Records provided:
━━━━━━━━━━

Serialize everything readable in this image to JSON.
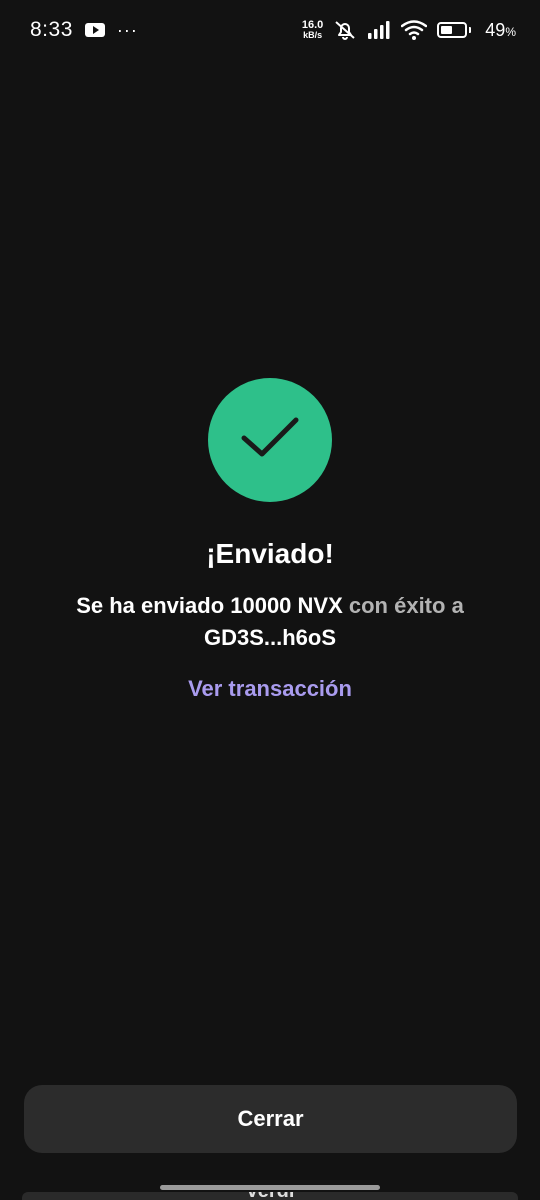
{
  "status_bar": {
    "time": "8:33",
    "left_icons": [
      "youtube-icon",
      "more-dots-icon"
    ],
    "more_dots": "···",
    "net_speed_value": "16.0",
    "net_speed_unit": "kB/s",
    "right_icons": [
      "mute-bell-icon",
      "signal-icon",
      "wifi-icon",
      "battery-icon"
    ],
    "battery_level": 0.49,
    "battery_number": "49",
    "battery_suffix": "%"
  },
  "result": {
    "icon": "check-icon",
    "icon_color": "#2ec08a",
    "title": "¡Enviado!",
    "message_part1": "Se ha enviado 10000 NVX",
    "message_part2": " con éxito a ",
    "message_part3": "GD3S...h6oS",
    "link_label": "Ver transacción",
    "link_color": "#a99bee"
  },
  "footer": {
    "close_label": "Cerrar",
    "peek_text": "Verdi"
  }
}
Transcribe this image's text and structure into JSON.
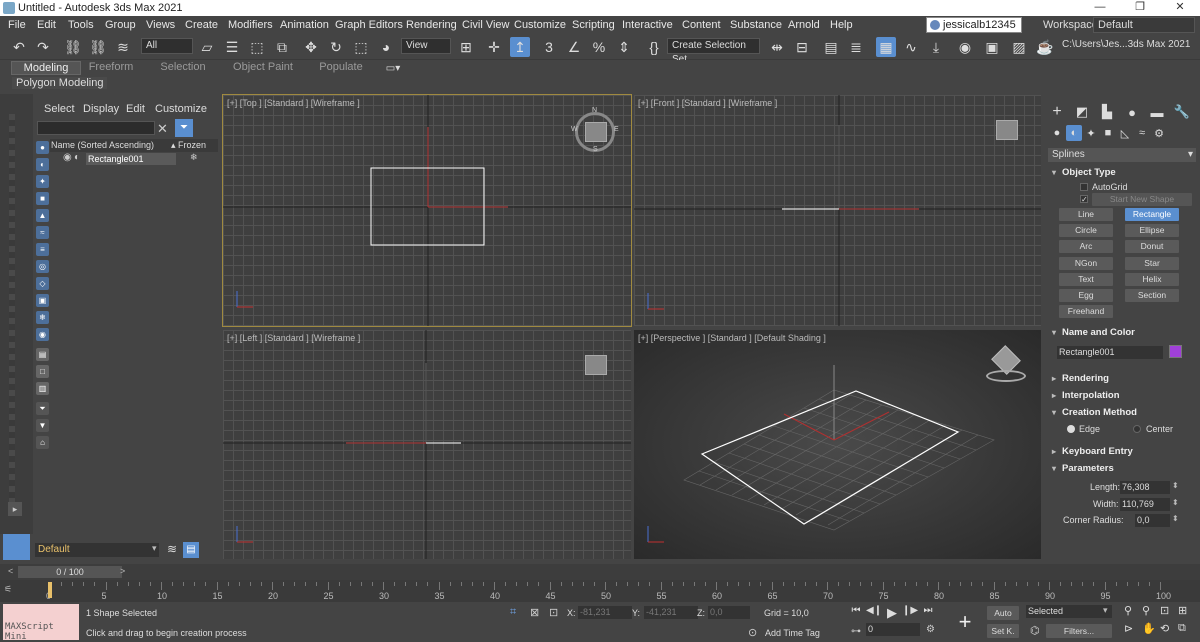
{
  "window": {
    "title": "Untitled - Autodesk 3ds Max 2021",
    "minimize": "—",
    "restore": "❐",
    "close": "✕"
  },
  "menu": [
    "File",
    "Edit",
    "Tools",
    "Group",
    "Views",
    "Create",
    "Modifiers",
    "Animation",
    "Graph Editors",
    "Rendering",
    "Civil View",
    "Customize",
    "Scripting",
    "Interactive",
    "Content",
    "Substance",
    "Arnold",
    "Help"
  ],
  "user": {
    "name": "jessicalb12345"
  },
  "workspaces": {
    "label": "Workspaces:",
    "value": "Default"
  },
  "toolbar": {
    "filter_value": "All",
    "ref_coord_value": "View",
    "selection_set_value": "Create Selection Set",
    "project_path": "C:\\Users\\Jes...3ds Max 2021"
  },
  "ribbon": {
    "tabs": [
      "Modeling",
      "Freeform",
      "Selection",
      "Object Paint",
      "Populate"
    ],
    "active_tab": "Modeling",
    "subtab": "Polygon Modeling"
  },
  "scene_explorer": {
    "menu": [
      "Select",
      "Display",
      "Edit",
      "Customize"
    ],
    "col_name": "Name (Sorted Ascending)",
    "col_frozen": "▴ Frozen",
    "rows": [
      {
        "name": "Rectangle001"
      }
    ]
  },
  "layer": {
    "value": "Default"
  },
  "viewports": {
    "top": "[+] [Top ] [Standard ] [Wireframe ]",
    "front": "[+] [Front ] [Standard ] [Wireframe ]",
    "left": "[+] [Left ] [Standard ] [Wireframe ]",
    "perspective": "[+] [Perspective ] [Standard ] [Default Shading ]",
    "compass": {
      "n": "N",
      "s": "S",
      "e": "E",
      "w": "W"
    }
  },
  "command_panel": {
    "category": "Splines",
    "object_type": {
      "title": "Object Type",
      "autogrid": "AutoGrid",
      "start_new_shape": "Start New Shape",
      "buttons": [
        "Line",
        "Rectangle",
        "Circle",
        "Ellipse",
        "Arc",
        "Donut",
        "NGon",
        "Star",
        "Text",
        "Helix",
        "Egg",
        "Section",
        "Freehand"
      ],
      "active": "Rectangle"
    },
    "name_and_color": {
      "title": "Name and Color",
      "name": "Rectangle001",
      "color": "#a040d8"
    },
    "rendering": "Rendering",
    "interpolation": "Interpolation",
    "creation_method": {
      "title": "Creation Method",
      "edge": "Edge",
      "center": "Center",
      "selected": "Edge"
    },
    "keyboard_entry": "Keyboard Entry",
    "parameters": {
      "title": "Parameters",
      "length_label": "Length:",
      "length": "76,308",
      "width_label": "Width:",
      "width": "110,769",
      "corner_label": "Corner Radius:",
      "corner": "0,0"
    }
  },
  "timeline": {
    "frame_display": "0 / 100",
    "ticks": [
      0,
      5,
      10,
      15,
      20,
      25,
      30,
      35,
      40,
      45,
      50,
      55,
      60,
      65,
      70,
      75,
      80,
      85,
      90,
      95,
      100
    ]
  },
  "status": {
    "maxscript": "MAXScript Mini",
    "selection": "1 Shape Selected",
    "prompt": "Click and drag to begin creation process",
    "x_label": "X:",
    "x": "-81,231",
    "y_label": "Y:",
    "y": "-41,231",
    "z_label": "Z:",
    "z": "0,0",
    "grid": "Grid = 10,0",
    "add_time_tag": "Add Time Tag",
    "frame": "0",
    "auto": "Auto",
    "selected": "Selected",
    "setk": "Set K.",
    "filters": "Filters..."
  }
}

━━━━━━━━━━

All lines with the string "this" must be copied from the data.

Serialize everything readable in this image to JSON.
Transcribe this image's text and structure into JSON.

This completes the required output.